The Labor Department will release the latest hiring and unemployment figures at 8:30 a.m. Eastern time. The monthly report provides one of the better snapshots of the state of the American economy. Here’s what to watch for:
• Wall Street analysts expect that 180,000 jobs were created in August, less than the previous month’s unexpectedly strong 209,000 gain but still in line with what’s considered a healthy job market. (Hurricane Harvey will not affect the August report because the data was collected well before the storm hit.)
• Unemployment is expected to remain flat, at 4.3 percent. If it falls, it’ll be at the lowest rate since February 2001.
• Average hourly earnings are expected to rise by 0.2 percent from July. Even as hiring has picked up in recent years and the unemployment rate has dropped, wages have remained relatively stagnant. That means an improvement in hourly earnings could be a further sign of a strengthening economy.
A Possible Return to the Norm
In April, June and July, employers added more than 200,000 jobs per month, a level that’s considered strong given the low unemployment rate as well as the age of the current recovery, which started more than eight years ago.
Given that strength, many economists expect to see hiring experience what’s called a reversion to mean — a return to a level close to the average monthly gain of about 180,000 jobs that we have seen over the past year.
If they’re right, and hiring does dip, it won’t necessarily be a sign of economic weakness. Michael Gapen, chief United States economist at Barclays, notes that August has historically been a soft month for job creation. In four of the last five years, the August payroll figure has come in below expectations, only to be revised up in subsequent months.
Coming Back to the Work Force

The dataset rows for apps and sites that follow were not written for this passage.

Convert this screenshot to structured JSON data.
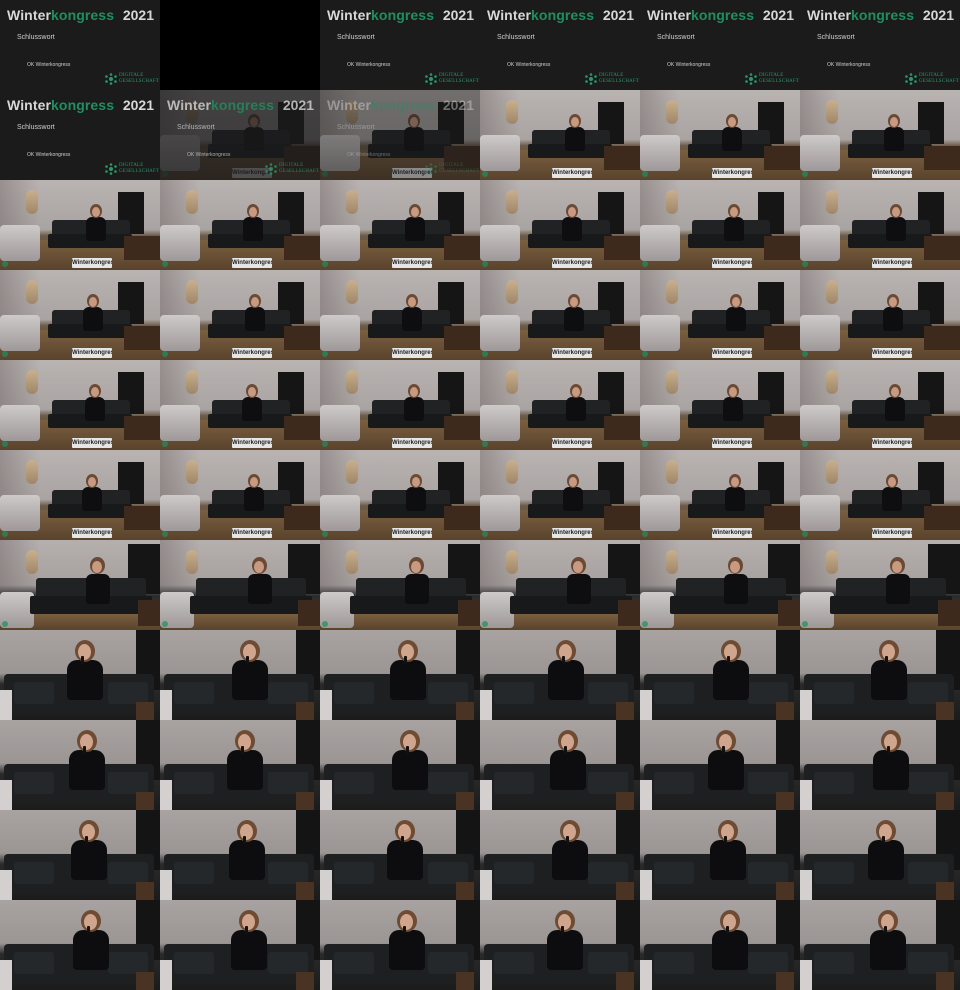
{
  "title_card": {
    "title_part1": "Winter",
    "title_part2": "kongress",
    "year": "2021",
    "subtitle": "Schlusswort",
    "organizer": "OK Winterkongress",
    "logo_line1": "DIGITALE",
    "logo_line2": "GESELLSCHAFT",
    "accent_color": "#1f8f5f",
    "logo_icon": "digitale-gesellschaft-logo-icon"
  },
  "sign_text": "Winterkongress",
  "grid": {
    "columns": 6,
    "rows": 11,
    "cells": [
      "title",
      "black",
      "title",
      "title",
      "title",
      "title",
      "title",
      "title-fade",
      "title-fade2",
      "wide",
      "wide",
      "wide",
      "wide",
      "wide",
      "wide",
      "wide",
      "wide",
      "wide",
      "wide",
      "wide",
      "wide",
      "wide",
      "wide",
      "wide",
      "wide",
      "wide",
      "wide",
      "wide",
      "wide",
      "wide",
      "wide",
      "wide",
      "wide",
      "wide",
      "wide",
      "wide",
      "mid",
      "mid",
      "mid",
      "mid",
      "mid",
      "mid",
      "close",
      "close",
      "close",
      "close",
      "close",
      "close",
      "close",
      "close",
      "close",
      "close",
      "close",
      "close",
      "close",
      "close",
      "close",
      "close",
      "close",
      "close",
      "close",
      "close",
      "close",
      "close",
      "close",
      "close"
    ]
  }
}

Despite steady hiring and the low unemployment rate, the proportion of the population in the work force has been stuck at just under 63 percent, a level that hasn’t been plumbed in decades. A rise in the so-called participation rate in August would suggest the strong job market is luring back workers sidelined in the recession and the initial years of the recovery.
If the participation rate does go up, it could raise the unemployment rate, but that would actually be considered good news as more people working — or looking for work — makes for a stronger economy over all.
More workers re-entering the labor market would also suggest there are still plenty of people out there who want to work but who have been discouraged by slim pickings or low wages — a phenomenon that economists refer to as slack.
A Raise, Finally?
Speaking of pay, one economic mystery lately has been the failure of wages to increase. Different theories have been suggested, including that automation and new technologies may have begun to fundamentally alter the way we work. But there seems to be little consensus about the cause of the stagnation.
If analyst expectations for August are right, and wages jumped 0.2 percent, that would leave the 12-month increase at 2.6 percent — a decent amount but hardly spectacular. A bigger rise than that would imply the tight labor market is finally forcing employers to raise salaries in order to attract new workers and keep the ones they have happy.
A gain of more than 0.3 percent — July’s increase — would also catch Wall Street’s attention. Traders worry that faster wage growth will prompt the Federal Reserve to raise interest rates more quickly — and undercut corporate profits as companies are forced to spend more on salaries.
Factories Are Humming
In Pennsylvania’s Lehigh Valley, where vanished giants like Bethlehem Steel once employed thousands of workers who turned hot metal into finished steel, Mack Truck is at least one company that is hiring.
Mack has had a presence in the area since 1905, when the brothers behind the company moved truck production to Allentown from Brooklyn, where the company was founded in 1900. But employment at Mack, which is owned by Sweden’s Volvo Group, fluctuates with truck sales.
The number of workers at its factory in Macungie, Pa., dropped to 1,287 in 2016 from 1,875 the year before as demand for new trucks fell. But the market is looking stronger now, and the factory now employs 1,800 people.
Mack’s story underscores the broader rebound in the manufacturing sector, which lost more than 2 million jobs in the last recession, but has partially clawed its way back since then. Factories added 70,000 workers to their payrolls so far in 2017, and economists will be watching to see if the trend continued in August.